Back to the Via Francigena.
Experience on it has been varied.  Way marking initially was absent or sporadic but since Montemagno on the 3rd day it has been very good and I have not actually got lost since then!  I met a couple of young Italian pilgrims and like what happens on the Camino to Santiago we parted and met and parted again without exchanging contact details but then we met again and we were like old friends swapping tales of mud and taking the unmarked 'variant' route.  I won't meet them again as they have gone ahead of me and will not take rest days whereas I intend to stop for 2 nights in Siena.  I'm hoping I might meet them in Rome as I will arrive only a day or so later than them.

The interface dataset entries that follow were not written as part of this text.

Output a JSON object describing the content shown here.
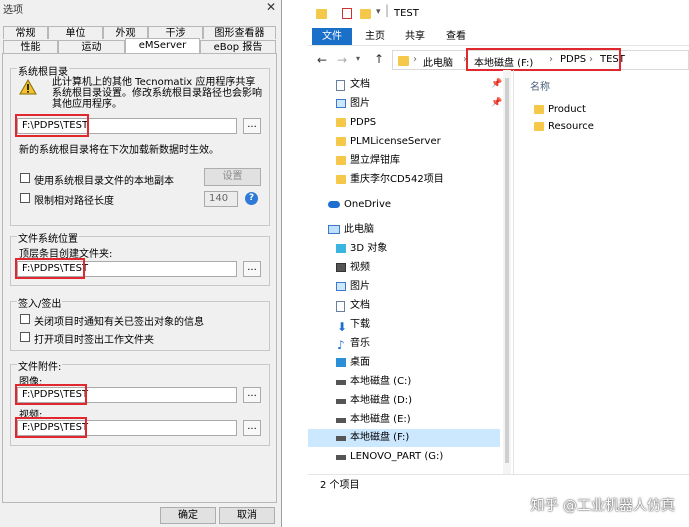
{
  "dialog": {
    "title": "选项",
    "close": "✕",
    "tabs_row1": [
      "常规",
      "单位",
      "外观",
      "干涉",
      "图形查看器"
    ],
    "tabs_row2": [
      "性能",
      "运动",
      "eMServer",
      "eBop 报告"
    ],
    "group_root": {
      "title": "系统根目录",
      "warning": "此计算机上的其他 Tecnomatix 应用程序共享系统根目录设置。修改系统根目录路径也会影响其他应用程序。",
      "path": "F:\\PDPS\\TEST",
      "note": "新的系统根目录将在下次加载新数据时生效。",
      "local_copy_label": "使用系统根目录文件的本地副本",
      "settings_button": "设置",
      "limit_path_label": "限制相对路径长度",
      "limit_value": "140",
      "help": "?"
    },
    "group_fs": {
      "title": "文件系统位置",
      "top_label": "顶层条目创建文件夹:",
      "path": "F:\\PDPS\\TEST"
    },
    "group_checkin": {
      "title": "签入/签出",
      "close_notify_label": "关闭项目时通知有关已签出对象的信息",
      "open_folder_label": "打开项目时签出工作文件夹"
    },
    "group_attach": {
      "title": "文件附件:",
      "image_label": "图像:",
      "image_path": "F:\\PDPS\\TEST",
      "video_label": "视频:",
      "video_path": "F:\\PDPS\\TEST"
    },
    "browse": "...",
    "ok": "确定",
    "cancel": "取消"
  },
  "explorer": {
    "window_title": "TEST",
    "ribbon": [
      "文件",
      "主页",
      "共享",
      "查看"
    ],
    "breadcrumb": [
      "此电脑",
      "本地磁盘 (F:)",
      "PDPS",
      "TEST"
    ],
    "sep": "›",
    "nav_back": "←",
    "nav_forward": "→",
    "nav_up": "↑",
    "quick_access": [
      {
        "label": "文档",
        "icon": "document-icon",
        "pinned": true
      },
      {
        "label": "图片",
        "icon": "picture-icon",
        "pinned": true
      },
      {
        "label": "PDPS",
        "icon": "folder-icon"
      },
      {
        "label": "PLMLicenseServer",
        "icon": "folder-icon"
      },
      {
        "label": "盟立焊钳库",
        "icon": "folder-icon"
      },
      {
        "label": "重庆李尔CD542项目",
        "icon": "folder-icon"
      }
    ],
    "onedrive": "OneDrive",
    "this_pc": "此电脑",
    "pc_items": [
      {
        "label": "3D 对象",
        "icon": "cube-icon"
      },
      {
        "label": "视频",
        "icon": "video-icon"
      },
      {
        "label": "图片",
        "icon": "picture-icon"
      },
      {
        "label": "文档",
        "icon": "document-icon"
      },
      {
        "label": "下载",
        "icon": "download-icon"
      },
      {
        "label": "音乐",
        "icon": "music-icon"
      },
      {
        "label": "桌面",
        "icon": "desktop-icon"
      },
      {
        "label": "本地磁盘 (C:)",
        "icon": "drive-icon"
      },
      {
        "label": "本地磁盘 (D:)",
        "icon": "drive-icon"
      },
      {
        "label": "本地磁盘 (E:)",
        "icon": "drive-icon"
      },
      {
        "label": "本地磁盘 (F:)",
        "icon": "drive-icon",
        "selected": true
      },
      {
        "label": "LENOVO_PART (G:)",
        "icon": "drive-icon"
      }
    ],
    "column_name": "名称",
    "files": [
      "Product",
      "Resource"
    ],
    "status": "2 个项目"
  },
  "watermark": "知乎 @工业机器人仿真",
  "colors": {
    "accent": "#1a6fc9",
    "highlight": "#e0282e",
    "selected": "#cce8ff"
  }
}
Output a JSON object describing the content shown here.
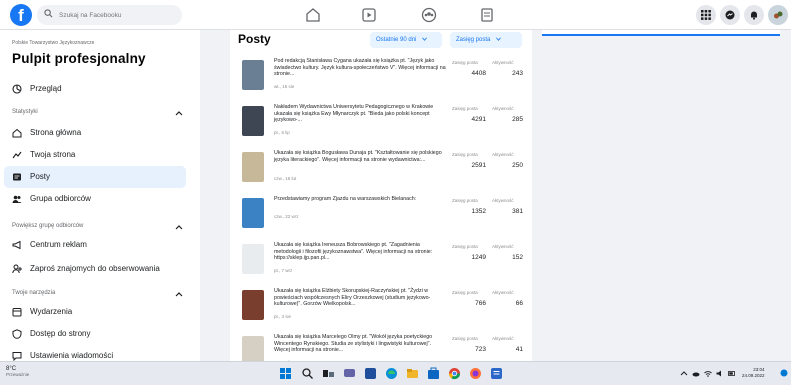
{
  "topbar": {
    "logo": "f",
    "search_placeholder": "Szukaj na Facebooku",
    "nav_icons": [
      "home-icon",
      "video-icon",
      "groups-icon",
      "pages-icon"
    ],
    "right_icons": [
      "grid-menu-icon",
      "messenger-icon",
      "bell-icon",
      "profile-icon"
    ]
  },
  "sidebar": {
    "breadcrumb": "Polskie Towarzystwo Językoznawcze",
    "title": "Pulpit profesjonalny",
    "overview": "Przegląd",
    "sections": [
      {
        "header": "Statystyki",
        "items": [
          "Strona główna",
          "Twoja strona",
          "Posty",
          "Grupa odbiorców"
        ]
      },
      {
        "header": "Powiększ grupę odbiorców",
        "items": [
          "Centrum reklam",
          "Zaproś znajomych do obserwowania"
        ]
      },
      {
        "header": "Twoje narzędzia",
        "items": [
          "Wydarzenia",
          "Dostęp do strony",
          "Ustawienia wiadomości"
        ]
      }
    ],
    "active_item": "Posty"
  },
  "main": {
    "title": "Posty",
    "filter_range": "Ostatnie 90 dni",
    "filter_metric": "Zasięg posta",
    "metric_reach_label": "Zasięg posta",
    "metric_activity_label": "Aktywność",
    "posts": [
      {
        "text": "Pod redakcją Stanisława Cygana ukazała się książka pt. \"Język jako świadectwo kultury. Język kultura-społeczeństwo V\". Więcej informacji na stronie...",
        "date": "wt., 16 sie",
        "reach": "4408",
        "activity": "243",
        "thumb": "#6b7f94"
      },
      {
        "text": "Nakładem Wydawnictwa Uniwersytetu Pedagogicznego w Krakowie ukazała się książka Ewy Młynarczyk pt. \"Bieda jako polski koncept językowo-...",
        "date": "pt., 5 lip",
        "reach": "4291",
        "activity": "285",
        "thumb": "#3d4652"
      },
      {
        "text": "Ukazała się książka Bogusława Dunaja pt. \"Kształtowanie się polskiego języka literackiego\". Więcej informacji na stronie wydawnictwa:...",
        "date": "czw., 16 lut",
        "reach": "2591",
        "activity": "250",
        "thumb": "#c8b89a"
      },
      {
        "text": "Przedstawiamy program Zjazdu na warszawskich Bielanach:",
        "date": "czw., 22 wrz",
        "reach": "1352",
        "activity": "381",
        "thumb": "#3b82c4"
      },
      {
        "text": "Ukazała się książka Ireneusza Bobrowskiego pt. \"Zagadnienia metodologii i filozofii językoznawstwa\". Więcej informacji na stronie: https://sklep.ijp.pan.pl...",
        "date": "pt., 7 wrz",
        "reach": "1249",
        "activity": "152",
        "thumb": "#e9ecef"
      },
      {
        "text": "Ukazała się książka Elżbiety Skorupskiej-Raczyńskiej pt. \"Żydzi w powieściach współczesnych Eliry Orzeszkowej (studium językowo-kulturowe)\". Gorzów Wielkopolsk...",
        "date": "pt., 3 sie",
        "reach": "766",
        "activity": "66",
        "thumb": "#7a3e2e"
      },
      {
        "text": "Ukazała się książka Marcelego Olmy pt. \"Wokół języka poetyckiego Wincentego Rynskiego. Studia ze stylistyki i lingwistyki kulturowej\". Więcej informacji na stronie...",
        "date": "pt., 27 lip",
        "reach": "723",
        "activity": "41",
        "thumb": "#d6d0c4"
      }
    ]
  },
  "taskbar": {
    "temperature": "8°C",
    "weather_desc": "Przeważnie",
    "time": "23:04",
    "date": "24.09.2022"
  }
}
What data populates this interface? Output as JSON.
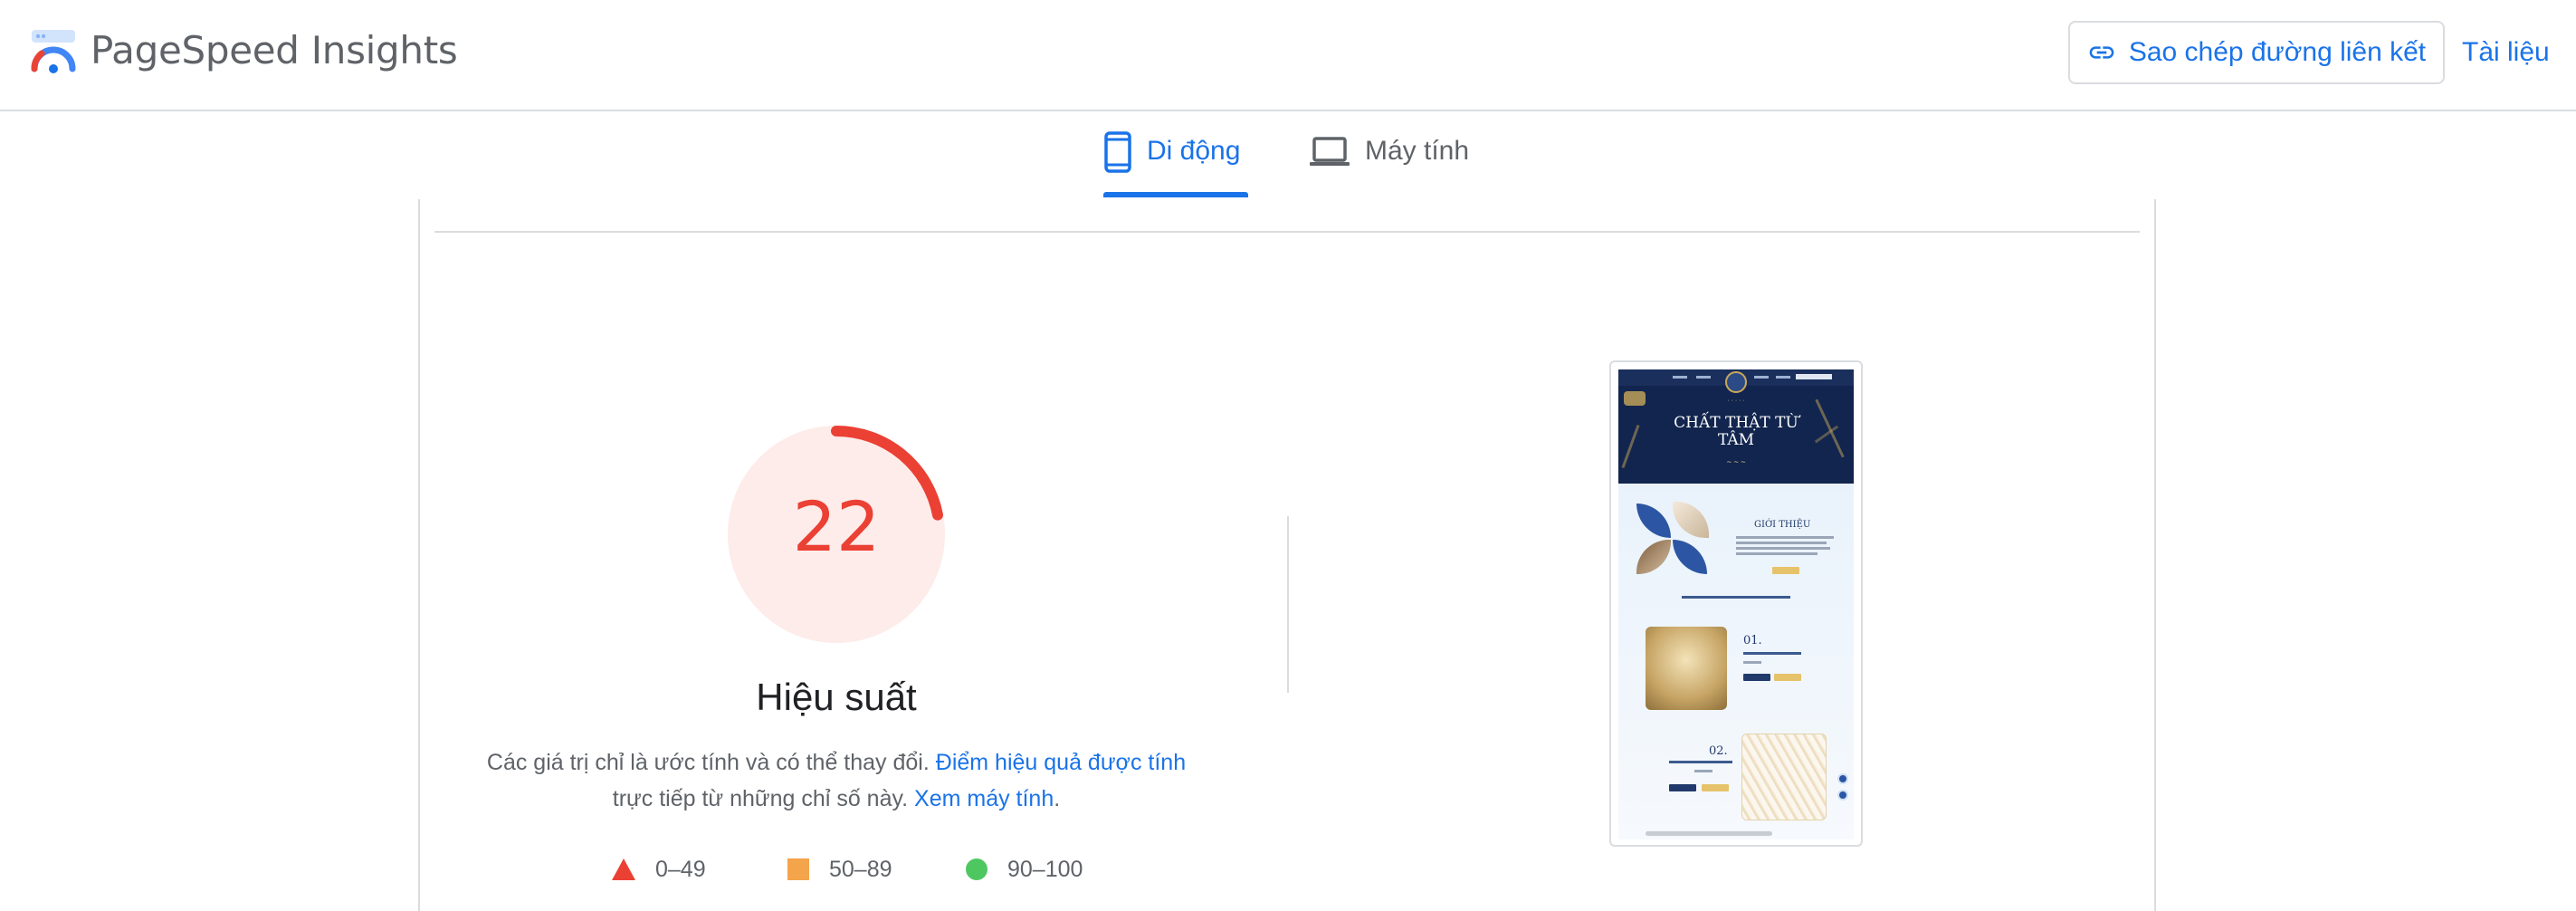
{
  "header": {
    "brand": "PageSpeed Insights",
    "copy_link_label": "Sao chép đường liên kết",
    "docs_label": "Tài liệu"
  },
  "tabs": [
    {
      "label": "Di động",
      "active": true
    },
    {
      "label": "Máy tính",
      "active": false
    }
  ],
  "performance": {
    "score": "22",
    "score_value": 22,
    "title": "Hiệu suất",
    "desc_before": "Các giá trị chỉ là ước tính và có thể thay đổi. ",
    "desc_link1": "Điểm hiệu quả được tính",
    "desc_middle": " trực tiếp từ những chỉ số này. ",
    "desc_link2": "Xem máy tính",
    "desc_end": "."
  },
  "legend": [
    {
      "range": "0–49",
      "shape": "triangle",
      "color": "#eb4034"
    },
    {
      "range": "50–89",
      "shape": "square",
      "color": "#f4a44a"
    },
    {
      "range": "90–100",
      "shape": "circle",
      "color": "#4fc761"
    }
  ],
  "screenshot": {
    "hero_title": "CHẤT THẬT TỪ TÂM",
    "section_heading": "GIỚI THIỆU",
    "item1_number": "01.",
    "item2_number": "02."
  },
  "colors": {
    "accent": "#1a73e8",
    "fail": "#eb4034",
    "fail_bg": "#fdecea",
    "border": "#dadce0",
    "muted_text": "#5f6368"
  }
}
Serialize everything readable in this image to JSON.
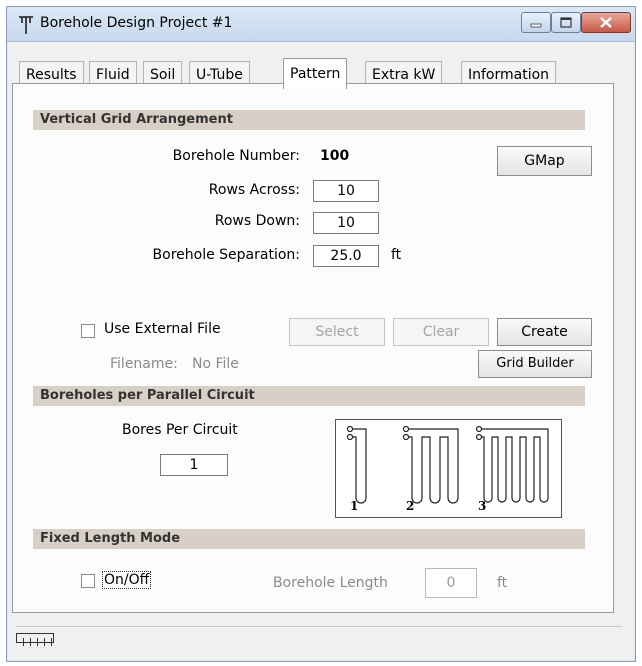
{
  "window": {
    "title": "Borehole Design Project #1"
  },
  "tabs": [
    {
      "label": "Results",
      "active": false
    },
    {
      "label": "Fluid",
      "active": false
    },
    {
      "label": "Soil",
      "active": false
    },
    {
      "label": "U-Tube",
      "active": false
    },
    {
      "label": "Pattern",
      "active": true
    },
    {
      "label": "Extra kW",
      "active": false
    },
    {
      "label": "Information",
      "active": false
    }
  ],
  "vertical_grid": {
    "header": "Vertical Grid Arrangement",
    "borehole_number_label": "Borehole Number:",
    "borehole_number_value": "100",
    "gmap_button": "GMap",
    "rows_across_label": "Rows Across:",
    "rows_across_value": "10",
    "rows_down_label": "Rows Down:",
    "rows_down_value": "10",
    "separation_label": "Borehole Separation:",
    "separation_value": "25.0",
    "separation_unit": "ft"
  },
  "external_file": {
    "checkbox_label": "Use External File",
    "checked": false,
    "select_button": "Select",
    "clear_button": "Clear",
    "create_button": "Create",
    "filename_label": "Filename:",
    "filename_value": "No File",
    "grid_builder_button": "Grid Builder"
  },
  "parallel_circuit": {
    "header": "Boreholes per Parallel Circuit",
    "bores_per_circuit_label": "Bores Per Circuit",
    "bores_per_circuit_value": "1",
    "diagram_labels": [
      "1",
      "2",
      "3"
    ]
  },
  "fixed_length": {
    "header": "Fixed Length Mode",
    "checkbox_label": "On/Off",
    "checked": false,
    "borehole_length_label": "Borehole Length",
    "borehole_length_value": "0",
    "borehole_length_unit": "ft"
  },
  "icons": {
    "app": "borehole-app-icon",
    "minimize": "minimize-icon",
    "maximize": "maximize-icon",
    "close": "close-icon",
    "status": "status-indicator-icon"
  },
  "colors": {
    "section_bar": "#d8cfc6",
    "titlebar": "#c7d9ee",
    "close_button": "#c85845"
  }
}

The weather has well and truly broken and I got caught in a real tropical downpour a few days ago.  The change in temperature has been a huge relief as I really was beginning to think I could not make Rome.  Some of the towns I have passed through have been really beautiful and I am sorry that I did not have more time in Lucca.  It is a town with thick walls and a bank of earth behind them.  You can walk all the way round.  The Cathedral exterior is beautiful with marble arches and carved biblical scenes.  Its a bit like the Basilica in St Gilles where the information said the carvings on the outside were a 'book in stone'.  Alas I was too late to see the interior but it is certainly a place I would like to visit again.  The same applies to San Miniato but the 'Alto' rather than the 'Basso'.  The Alto is the old town, again walled and on the top of a hill with wonderful views and a very warm, friendly Tourist Information Office.

The walking itself has been a mixture of roads and paths but yesterday there was one section of restored original roman road which actually was not so easy to walk on because of the cobblestones. But it was atmospheric and luckily the weather had returned to sun and blue skies but still not overbearingly hot. As I walked along I thought how difficult travel must have been in those times - how uncomfortable carts and carriages would have been jolting along over the stones.

Still do not know exactly when I will arrive in Rome as I am still re planning! Apparently the km's figures I used to calculate the route length are not correct - they are underestimates of the actual distance.  Hopefully I will know by the time I write the next posting!
Post 15.
Post 17.